### Directions
Each line in the entries below that holds the string "date" is to be listed.

##### Data to use #####

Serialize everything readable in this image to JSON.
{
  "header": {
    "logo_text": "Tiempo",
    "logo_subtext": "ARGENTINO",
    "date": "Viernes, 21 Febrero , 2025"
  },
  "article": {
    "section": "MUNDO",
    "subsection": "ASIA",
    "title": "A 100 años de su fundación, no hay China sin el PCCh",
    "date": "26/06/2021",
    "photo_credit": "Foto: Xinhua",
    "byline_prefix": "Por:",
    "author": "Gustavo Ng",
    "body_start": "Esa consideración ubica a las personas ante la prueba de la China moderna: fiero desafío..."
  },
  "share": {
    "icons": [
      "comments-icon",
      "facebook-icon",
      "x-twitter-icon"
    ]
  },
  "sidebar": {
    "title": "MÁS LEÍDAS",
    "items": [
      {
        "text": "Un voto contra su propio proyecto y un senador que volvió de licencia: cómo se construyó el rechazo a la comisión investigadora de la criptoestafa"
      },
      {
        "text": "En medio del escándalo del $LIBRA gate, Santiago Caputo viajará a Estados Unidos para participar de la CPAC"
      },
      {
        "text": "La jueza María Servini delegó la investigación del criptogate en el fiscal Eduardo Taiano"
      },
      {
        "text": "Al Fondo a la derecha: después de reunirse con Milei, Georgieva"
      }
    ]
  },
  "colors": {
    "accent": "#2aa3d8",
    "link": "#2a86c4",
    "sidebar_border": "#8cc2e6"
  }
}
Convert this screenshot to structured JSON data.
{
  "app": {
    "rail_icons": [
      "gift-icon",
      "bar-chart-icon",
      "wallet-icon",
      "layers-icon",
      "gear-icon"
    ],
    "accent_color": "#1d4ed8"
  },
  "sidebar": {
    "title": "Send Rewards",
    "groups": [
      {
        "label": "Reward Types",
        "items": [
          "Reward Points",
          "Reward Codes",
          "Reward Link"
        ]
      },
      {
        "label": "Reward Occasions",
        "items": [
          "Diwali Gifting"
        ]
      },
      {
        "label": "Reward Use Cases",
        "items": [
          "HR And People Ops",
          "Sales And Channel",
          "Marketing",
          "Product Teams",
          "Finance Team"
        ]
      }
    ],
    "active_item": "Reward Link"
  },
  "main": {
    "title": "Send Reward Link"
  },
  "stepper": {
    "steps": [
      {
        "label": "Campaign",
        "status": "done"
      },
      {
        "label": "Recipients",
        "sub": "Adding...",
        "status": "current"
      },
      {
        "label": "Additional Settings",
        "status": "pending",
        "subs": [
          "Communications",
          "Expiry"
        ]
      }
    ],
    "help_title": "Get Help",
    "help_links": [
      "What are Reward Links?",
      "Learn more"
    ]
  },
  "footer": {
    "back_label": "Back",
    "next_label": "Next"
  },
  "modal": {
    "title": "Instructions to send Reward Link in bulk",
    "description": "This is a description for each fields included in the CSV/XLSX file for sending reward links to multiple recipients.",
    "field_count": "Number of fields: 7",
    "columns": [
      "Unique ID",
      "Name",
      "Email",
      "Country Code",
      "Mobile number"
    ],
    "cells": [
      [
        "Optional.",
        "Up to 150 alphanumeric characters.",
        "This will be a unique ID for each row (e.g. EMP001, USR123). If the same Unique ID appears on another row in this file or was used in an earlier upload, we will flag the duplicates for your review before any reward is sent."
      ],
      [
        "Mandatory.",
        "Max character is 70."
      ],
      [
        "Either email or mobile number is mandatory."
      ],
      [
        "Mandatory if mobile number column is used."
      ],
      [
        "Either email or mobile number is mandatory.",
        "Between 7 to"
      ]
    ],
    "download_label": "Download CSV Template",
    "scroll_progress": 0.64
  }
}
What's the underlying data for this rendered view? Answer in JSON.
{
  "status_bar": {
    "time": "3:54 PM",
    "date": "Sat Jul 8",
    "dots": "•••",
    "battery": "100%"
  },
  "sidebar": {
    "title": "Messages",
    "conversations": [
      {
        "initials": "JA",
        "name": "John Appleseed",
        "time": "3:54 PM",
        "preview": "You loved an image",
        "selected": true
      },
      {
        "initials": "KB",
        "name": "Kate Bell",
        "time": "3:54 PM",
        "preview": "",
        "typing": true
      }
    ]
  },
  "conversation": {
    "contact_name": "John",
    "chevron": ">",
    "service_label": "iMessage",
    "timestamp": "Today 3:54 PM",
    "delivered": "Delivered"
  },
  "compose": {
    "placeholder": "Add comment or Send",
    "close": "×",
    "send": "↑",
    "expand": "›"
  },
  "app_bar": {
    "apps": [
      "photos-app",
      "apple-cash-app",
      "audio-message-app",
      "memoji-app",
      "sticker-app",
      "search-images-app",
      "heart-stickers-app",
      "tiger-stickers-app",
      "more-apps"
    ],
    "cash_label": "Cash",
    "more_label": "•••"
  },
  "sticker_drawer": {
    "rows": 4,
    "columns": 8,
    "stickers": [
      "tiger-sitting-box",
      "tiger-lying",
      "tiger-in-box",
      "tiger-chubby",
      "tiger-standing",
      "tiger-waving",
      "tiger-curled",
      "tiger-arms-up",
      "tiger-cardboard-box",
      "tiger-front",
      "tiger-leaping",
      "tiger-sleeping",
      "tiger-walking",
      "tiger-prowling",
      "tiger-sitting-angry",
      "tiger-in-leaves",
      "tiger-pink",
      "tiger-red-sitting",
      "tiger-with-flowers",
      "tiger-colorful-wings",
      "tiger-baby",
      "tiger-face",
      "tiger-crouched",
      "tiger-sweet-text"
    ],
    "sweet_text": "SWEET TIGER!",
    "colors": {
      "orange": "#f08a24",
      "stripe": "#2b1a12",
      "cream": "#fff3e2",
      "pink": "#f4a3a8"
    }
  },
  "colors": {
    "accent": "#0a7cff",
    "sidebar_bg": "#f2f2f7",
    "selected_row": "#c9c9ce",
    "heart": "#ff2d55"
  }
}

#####

### Problem solution
    "date": "Viernes, 21 Febrero , 2025"
    "date": "26/06/2021",
    "date": "Sat Jul 8",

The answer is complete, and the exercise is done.